WORK ITEM:
Would you repeat each line below precisely as it stands?

TASK INPUT:
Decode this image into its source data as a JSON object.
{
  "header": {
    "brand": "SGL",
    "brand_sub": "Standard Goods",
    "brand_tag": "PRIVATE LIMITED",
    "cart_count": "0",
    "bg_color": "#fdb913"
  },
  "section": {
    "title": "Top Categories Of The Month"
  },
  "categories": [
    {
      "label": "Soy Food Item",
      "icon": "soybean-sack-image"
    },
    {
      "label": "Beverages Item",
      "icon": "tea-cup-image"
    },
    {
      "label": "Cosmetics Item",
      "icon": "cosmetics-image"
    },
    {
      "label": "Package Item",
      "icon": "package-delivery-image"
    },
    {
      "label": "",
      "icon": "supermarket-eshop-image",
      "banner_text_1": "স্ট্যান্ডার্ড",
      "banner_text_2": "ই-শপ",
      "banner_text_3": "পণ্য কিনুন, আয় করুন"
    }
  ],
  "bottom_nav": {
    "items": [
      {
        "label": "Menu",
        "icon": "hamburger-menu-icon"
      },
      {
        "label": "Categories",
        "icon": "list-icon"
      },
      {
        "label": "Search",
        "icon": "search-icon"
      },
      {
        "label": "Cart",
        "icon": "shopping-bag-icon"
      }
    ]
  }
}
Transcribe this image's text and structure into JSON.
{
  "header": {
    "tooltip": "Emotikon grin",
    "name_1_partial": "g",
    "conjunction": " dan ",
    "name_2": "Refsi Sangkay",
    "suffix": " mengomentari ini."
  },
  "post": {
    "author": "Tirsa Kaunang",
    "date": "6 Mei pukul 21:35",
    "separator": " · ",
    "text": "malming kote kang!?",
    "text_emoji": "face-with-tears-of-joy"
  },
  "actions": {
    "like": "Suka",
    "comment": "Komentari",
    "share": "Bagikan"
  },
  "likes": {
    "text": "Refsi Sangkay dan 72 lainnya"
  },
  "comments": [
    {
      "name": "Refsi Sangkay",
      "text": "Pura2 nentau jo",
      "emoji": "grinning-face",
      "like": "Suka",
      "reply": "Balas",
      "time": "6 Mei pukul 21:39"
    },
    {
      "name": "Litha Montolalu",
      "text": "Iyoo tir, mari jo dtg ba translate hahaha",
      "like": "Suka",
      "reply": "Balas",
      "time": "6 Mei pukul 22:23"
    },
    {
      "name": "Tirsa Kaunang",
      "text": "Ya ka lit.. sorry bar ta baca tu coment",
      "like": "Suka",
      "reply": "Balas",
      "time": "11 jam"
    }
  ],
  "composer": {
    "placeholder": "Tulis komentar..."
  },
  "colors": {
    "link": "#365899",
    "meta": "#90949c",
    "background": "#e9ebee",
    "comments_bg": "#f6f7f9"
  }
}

ANSWER TO THE EXERCISE:
Decode this image into its source data as a JSON object.
{
  "header": {
    "brand": "SGL",
    "brand_sub": "Standard Goods",
    "brand_tag": "PRIVATE LIMITED",
    "cart_count": "0",
    "bg_color": "#fdb913"
  },
  "section": {
    "title": "Top Categories Of The Month"
  },
  "categories": [
    {
      "label": "Soy Food Item",
      "icon": "soybean-sack-image"
    },
    {
      "label": "Beverages Item",
      "icon": "tea-cup-image"
    },
    {
      "label": "Cosmetics Item",
      "icon": "cosmetics-image"
    },
    {
      "label": "Package Item",
      "icon": "package-delivery-image"
    },
    {
      "label": "",
      "icon": "supermarket-eshop-image",
      "banner_text_1": "স্ট্যান্ডার্ড",
      "banner_text_2": "ই-শপ",
      "banner_text_3": "পণ্য কিনুন, আয় করুন"
    }
  ],
  "bottom_nav": {
    "items": [
      {
        "label": "Menu",
        "icon": "hamburger-menu-icon"
      },
      {
        "label": "Categories",
        "icon": "list-icon"
      },
      {
        "label": "Search",
        "icon": "search-icon"
      },
      {
        "label": "Cart",
        "icon": "shopping-bag-icon"
      }
    ]
  }
}
Transcribe this image's text and structure into JSON.
{
  "header": {
    "tooltip": "Emotikon grin",
    "name_1_partial": "g",
    "conjunction": " dan ",
    "name_2": "Refsi Sangkay",
    "suffix": " mengomentari ini."
  },
  "post": {
    "author": "Tirsa Kaunang",
    "date": "6 Mei pukul 21:35",
    "separator": " · ",
    "text": "malming kote kang!?",
    "text_emoji": "face-with-tears-of-joy"
  },
  "actions": {
    "like": "Suka",
    "comment": "Komentari",
    "share": "Bagikan"
  },
  "likes": {
    "text": "Refsi Sangkay dan 72 lainnya"
  },
  "comments": [
    {
      "name": "Refsi Sangkay",
      "text": "Pura2 nentau jo",
      "emoji": "grinning-face",
      "like": "Suka",
      "reply": "Balas",
      "time": "6 Mei pukul 21:39"
    },
    {
      "name": "Litha Montolalu",
      "text": "Iyoo tir, mari jo dtg ba translate hahaha",
      "like": "Suka",
      "reply": "Balas",
      "time": "6 Mei pukul 22:23"
    },
    {
      "name": "Tirsa Kaunang",
      "text": "Ya ka lit.. sorry bar ta baca tu coment",
      "like": "Suka",
      "reply": "Balas",
      "time": "11 jam"
    }
  ],
  "composer": {
    "placeholder": "Tulis komentar..."
  },
  "colors": {
    "link": "#365899",
    "meta": "#90949c",
    "background": "#e9ebee",
    "comments_bg": "#f6f7f9"
  }
}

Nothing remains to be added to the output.